Life In Berlin: Record Store Day

Apr 28, 2015

View from inside the record store Hardwax
Credit Lauren Napier

Record Store Day, an annual music collectors’ treasure hunt, challenges adventurous fans in Berlin with a specter of possible long lines and high prices. Some of the hot commodities this year included a new 7” release from The Dwarves and a 7” bootleg-style, hand numbered record from Mumford & Sons.

With all the specialized attention that Record Store Day receives, there is a debate about whether it hinders or cultivates a love for vinyl and the independent record store.

Mark Ernestus, owner of the iconic record shop Hardwax, feels that Record Store Day is not beneficial to the vinyl community.

"For us, it is just some marketing bulls****. We usually say, like any serious record shop would say, everyday is record store day. Vinyl was pronounced dead when we first opened the shop more than twenty-five years ago and we don’t accept the premise that vinyl needs to be saved because, as far as we are concerned, vinyl has been going strong and is very much alive and healthy." 

Hardwax is an institution for vinyl lovers.  The space is filled with customers flipping through records and bass pumping through the speakers. Michael Hain, store manager at Hard Wax, says he sees very little difference between business on Record Store Day and any other day:

"Of course, on the Record Store Day, there are slightly more visitors, but they are asking usually explicitly for these limited, special editions. Since we are not really participating, we usually don’t have that. We do have our own special releases. For our daily business it has more a negative effect."

Ernestus agrees with Hain's take about the appeal of limited edition releases:

"I think there is too much hype on this special limited edition stuff that goes straight to the collector’s shelf or straight to eBay, sealed, unopened if possible. And that’s not a future for vinyl."

Handle With Care, a manufacturer of vinyl and other data formats, has a different perspective. Raik Hölzel, head of web and social media for the company, enjoys Record Store Day.

"These days, it’s pretty good scheduled. It’s just like everyday business. These days we have slight problems with pressing capacities so real short term pressings are almost impossible."

Despite the difference in opinion about whether or not Record Store Day is a tactic to increase demand and lower supply of a certain record, the culture and intimacy of the musical medium stands the test of time.

Hölzel orchestrates his artistic activities to the timing of a record.

"A standard album is like about twenty minutes per side. Besides my work here at Handle With Care, I am an artist. I have a record player in my studio. I am working and then I know, 'Oh, I have to switch the record.' So this is kind of helping structuring my day, or otherwise I realize it’s already midnight."

Hain feels that the strong presence of vinyl records helps keep Berlin energetic and unique.

"Everywhere record shops are dying and our customers tell us all the time, 'Ah there is no record shop in our city.' It established Berlin as a city for record shopping."

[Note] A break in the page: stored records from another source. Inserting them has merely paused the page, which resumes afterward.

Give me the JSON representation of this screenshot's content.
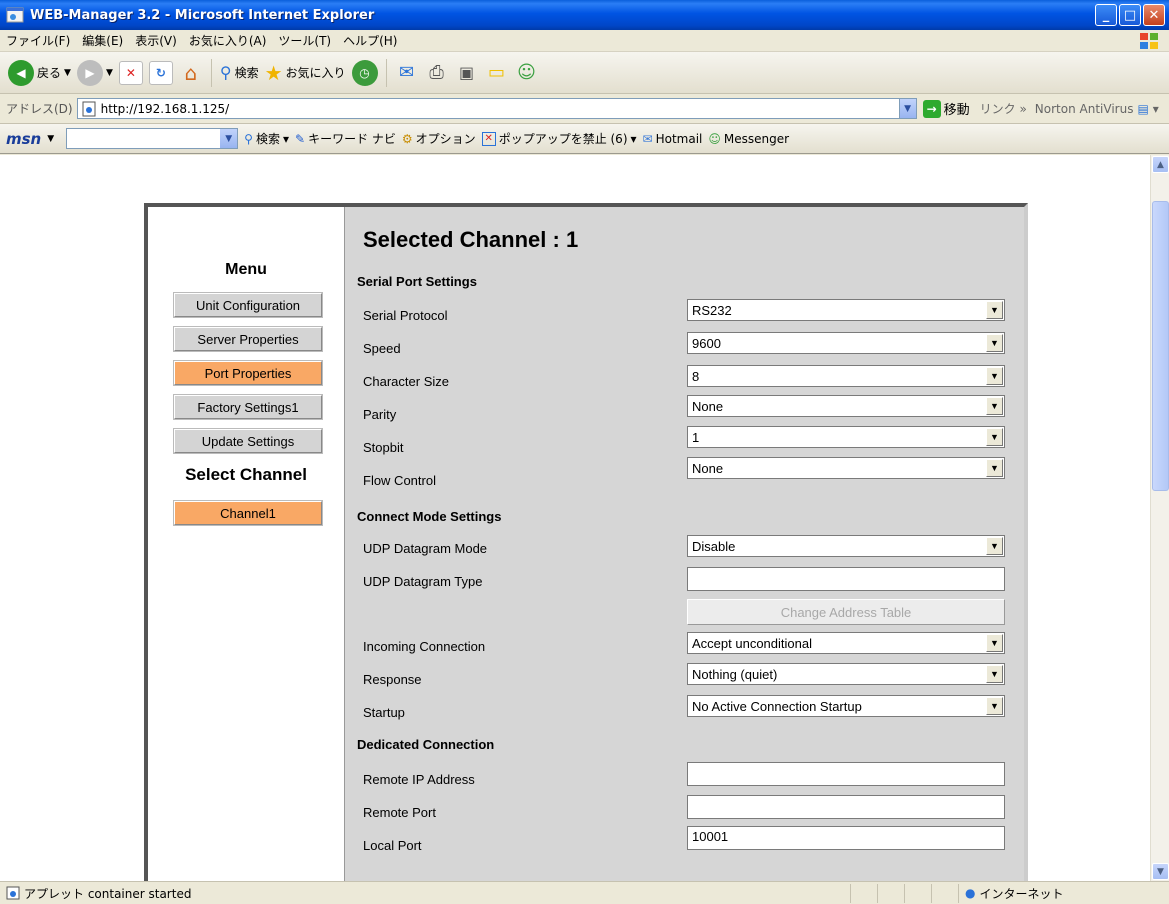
{
  "window": {
    "title": "WEB-Manager 3.2 - Microsoft Internet Explorer"
  },
  "menubar": [
    "ファイル(F)",
    "編集(E)",
    "表示(V)",
    "お気に入り(A)",
    "ツール(T)",
    "ヘルプ(H)"
  ],
  "toolbar": {
    "back": "戻る",
    "search": "検索",
    "favorites": "お気に入り"
  },
  "address": {
    "label": "アドレス(D)",
    "url": "http://192.168.1.125/",
    "go": "移動",
    "links": "リンク",
    "norton": "Norton AntiVirus"
  },
  "msnbar": {
    "logo": "msn",
    "search": "検索",
    "keyword": "キーワード ナビ",
    "options": "オプション",
    "popup": "ポップアップを禁止 (6)",
    "hotmail": "Hotmail",
    "messenger": "Messenger"
  },
  "sidebar": {
    "menu_title": "Menu",
    "items": [
      {
        "label": "Unit Configuration",
        "active": false
      },
      {
        "label": "Server Properties",
        "active": false
      },
      {
        "label": "Port Properties",
        "active": true
      },
      {
        "label": "Factory Settings1",
        "active": false
      },
      {
        "label": "Update Settings",
        "active": false
      }
    ],
    "select_channel_title": "Select Channel",
    "channel": "Channel1"
  },
  "main": {
    "title": "Selected Channel : 1",
    "serial_section": "Serial Port Settings",
    "serial_protocol": {
      "label": "Serial Protocol",
      "value": "RS232"
    },
    "speed": {
      "label": "Speed",
      "value": "9600"
    },
    "char_size": {
      "label": "Character Size",
      "value": "8"
    },
    "parity": {
      "label": "Parity",
      "value": "None"
    },
    "stopbit": {
      "label": "Stopbit",
      "value": "1"
    },
    "flow": {
      "label": "Flow Control",
      "value": "None"
    },
    "connect_section": "Connect Mode Settings",
    "udp_mode": {
      "label": "UDP Datagram Mode",
      "value": "Disable"
    },
    "udp_type": {
      "label": "UDP Datagram Type",
      "value": ""
    },
    "change_addr": "Change Address Table",
    "incoming": {
      "label": "Incoming Connection",
      "value": "Accept unconditional"
    },
    "response": {
      "label": "Response",
      "value": "Nothing (quiet)"
    },
    "startup": {
      "label": "Startup",
      "value": "No Active Connection Startup"
    },
    "dedicated_section": "Dedicated Connection",
    "remote_ip": {
      "label": "Remote IP Address",
      "value": ""
    },
    "remote_port": {
      "label": "Remote Port",
      "value": ""
    },
    "local_port": {
      "label": "Local Port",
      "value": "10001"
    }
  },
  "statusbar": {
    "message": "アプレット container started",
    "zone": "インターネット"
  },
  "colors": {
    "active_nav": "#f9a865",
    "panel": "#d6d6d6"
  }
}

Regardless of the specifications – first-pressing, 180 gram, or short-run colored vinyl – this previously-vintage music format is revered and respected by audiophiles and casual music listeners alike.